Assigned task:
All the data below should be printed again without a single difference.

= = =

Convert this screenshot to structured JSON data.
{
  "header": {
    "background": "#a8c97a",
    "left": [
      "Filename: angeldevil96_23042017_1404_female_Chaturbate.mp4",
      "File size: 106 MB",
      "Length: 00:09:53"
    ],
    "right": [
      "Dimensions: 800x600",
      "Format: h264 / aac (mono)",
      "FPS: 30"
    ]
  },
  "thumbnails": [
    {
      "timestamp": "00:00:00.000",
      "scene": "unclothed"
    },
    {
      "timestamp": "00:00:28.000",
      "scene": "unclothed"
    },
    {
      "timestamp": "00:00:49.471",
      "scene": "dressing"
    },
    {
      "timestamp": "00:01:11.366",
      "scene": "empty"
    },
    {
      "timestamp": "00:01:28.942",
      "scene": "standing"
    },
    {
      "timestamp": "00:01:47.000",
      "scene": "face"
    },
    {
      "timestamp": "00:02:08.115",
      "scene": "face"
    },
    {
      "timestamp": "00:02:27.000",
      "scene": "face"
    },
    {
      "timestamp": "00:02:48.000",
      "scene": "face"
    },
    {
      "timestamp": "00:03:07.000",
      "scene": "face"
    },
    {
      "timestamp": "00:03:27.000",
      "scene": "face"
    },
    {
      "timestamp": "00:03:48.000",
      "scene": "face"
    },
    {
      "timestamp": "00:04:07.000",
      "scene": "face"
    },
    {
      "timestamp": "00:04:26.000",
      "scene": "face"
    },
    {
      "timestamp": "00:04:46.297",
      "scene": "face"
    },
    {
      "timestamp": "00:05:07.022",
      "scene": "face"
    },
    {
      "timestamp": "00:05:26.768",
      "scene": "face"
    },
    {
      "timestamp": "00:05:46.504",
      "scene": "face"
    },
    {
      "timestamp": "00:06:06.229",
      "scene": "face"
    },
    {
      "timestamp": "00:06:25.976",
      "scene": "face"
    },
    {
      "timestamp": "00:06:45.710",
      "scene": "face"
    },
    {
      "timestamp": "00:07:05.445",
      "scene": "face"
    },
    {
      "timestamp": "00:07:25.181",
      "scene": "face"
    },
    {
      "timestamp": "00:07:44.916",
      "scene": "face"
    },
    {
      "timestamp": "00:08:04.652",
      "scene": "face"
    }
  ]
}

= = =

Response to the exercise:
Convert this screenshot to structured JSON data.
{
  "header": {
    "background": "#a8c97a",
    "left": [
      "Filename: angeldevil96_23042017_1404_female_Chaturbate.mp4",
      "File size: 106 MB",
      "Length: 00:09:53"
    ],
    "right": [
      "Dimensions: 800x600",
      "Format: h264 / aac (mono)",
      "FPS: 30"
    ]
  },
  "thumbnails": [
    {
      "timestamp": "00:00:00.000",
      "scene": "unclothed"
    },
    {
      "timestamp": "00:00:28.000",
      "scene": "unclothed"
    },
    {
      "timestamp": "00:00:49.471",
      "scene": "dressing"
    },
    {
      "timestamp": "00:01:11.366",
      "scene": "empty"
    },
    {
      "timestamp": "00:01:28.942",
      "scene": "standing"
    },
    {
      "timestamp": "00:01:47.000",
      "scene": "face"
    },
    {
      "timestamp": "00:02:08.115",
      "scene": "face"
    },
    {
      "timestamp": "00:02:27.000",
      "scene": "face"
    },
    {
      "timestamp": "00:02:48.000",
      "scene": "face"
    },
    {
      "timestamp": "00:03:07.000",
      "scene": "face"
    },
    {
      "timestamp": "00:03:27.000",
      "scene": "face"
    },
    {
      "timestamp": "00:03:48.000",
      "scene": "face"
    },
    {
      "timestamp": "00:04:07.000",
      "scene": "face"
    },
    {
      "timestamp": "00:04:26.000",
      "scene": "face"
    },
    {
      "timestamp": "00:04:46.297",
      "scene": "face"
    },
    {
      "timestamp": "00:05:07.022",
      "scene": "face"
    },
    {
      "timestamp": "00:05:26.768",
      "scene": "face"
    },
    {
      "timestamp": "00:05:46.504",
      "scene": "face"
    },
    {
      "timestamp": "00:06:06.229",
      "scene": "face"
    },
    {
      "timestamp": "00:06:25.976",
      "scene": "face"
    },
    {
      "timestamp": "00:06:45.710",
      "scene": "face"
    },
    {
      "timestamp": "00:07:05.445",
      "scene": "face"
    },
    {
      "timestamp": "00:07:25.181",
      "scene": "face"
    },
    {
      "timestamp": "00:07:44.916",
      "scene": "face"
    },
    {
      "timestamp": "00:08:04.652",
      "scene": "face"
    }
  ]
}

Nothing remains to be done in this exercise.